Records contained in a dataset
════════

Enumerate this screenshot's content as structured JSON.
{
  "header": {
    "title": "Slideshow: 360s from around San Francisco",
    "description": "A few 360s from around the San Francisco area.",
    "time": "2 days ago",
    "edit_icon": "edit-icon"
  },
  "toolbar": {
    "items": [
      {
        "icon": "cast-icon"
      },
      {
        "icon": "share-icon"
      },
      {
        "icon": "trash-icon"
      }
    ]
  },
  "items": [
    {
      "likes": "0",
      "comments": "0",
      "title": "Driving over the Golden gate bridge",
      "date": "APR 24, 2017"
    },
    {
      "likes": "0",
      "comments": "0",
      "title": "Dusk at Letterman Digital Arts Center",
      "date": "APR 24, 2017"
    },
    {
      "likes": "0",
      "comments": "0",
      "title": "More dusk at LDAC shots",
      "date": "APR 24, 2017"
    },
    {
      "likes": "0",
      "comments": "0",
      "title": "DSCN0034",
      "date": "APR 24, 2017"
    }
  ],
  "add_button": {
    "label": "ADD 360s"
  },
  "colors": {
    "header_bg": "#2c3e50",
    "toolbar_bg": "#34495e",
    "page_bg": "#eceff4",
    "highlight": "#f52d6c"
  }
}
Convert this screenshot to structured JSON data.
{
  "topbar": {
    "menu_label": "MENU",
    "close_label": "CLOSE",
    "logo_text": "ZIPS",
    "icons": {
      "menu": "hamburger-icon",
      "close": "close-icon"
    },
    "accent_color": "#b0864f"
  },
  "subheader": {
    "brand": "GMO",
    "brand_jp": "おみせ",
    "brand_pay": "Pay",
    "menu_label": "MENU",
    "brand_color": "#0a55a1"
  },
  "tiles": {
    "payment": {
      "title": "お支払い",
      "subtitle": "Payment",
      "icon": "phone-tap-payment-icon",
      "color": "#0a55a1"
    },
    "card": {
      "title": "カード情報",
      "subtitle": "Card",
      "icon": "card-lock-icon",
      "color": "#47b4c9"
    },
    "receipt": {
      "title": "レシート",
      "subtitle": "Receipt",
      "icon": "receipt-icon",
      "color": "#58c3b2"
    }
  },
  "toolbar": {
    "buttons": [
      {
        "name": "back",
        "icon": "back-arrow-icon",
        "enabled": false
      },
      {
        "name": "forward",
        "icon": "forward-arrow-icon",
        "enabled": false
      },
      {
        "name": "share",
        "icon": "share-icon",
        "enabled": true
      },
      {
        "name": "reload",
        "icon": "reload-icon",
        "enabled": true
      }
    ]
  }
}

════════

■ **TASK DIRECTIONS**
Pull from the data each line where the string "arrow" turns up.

■ **COMPLETED TASK**
        "icon": "back-arrow-icon",
        "icon": "forward-arrow-icon",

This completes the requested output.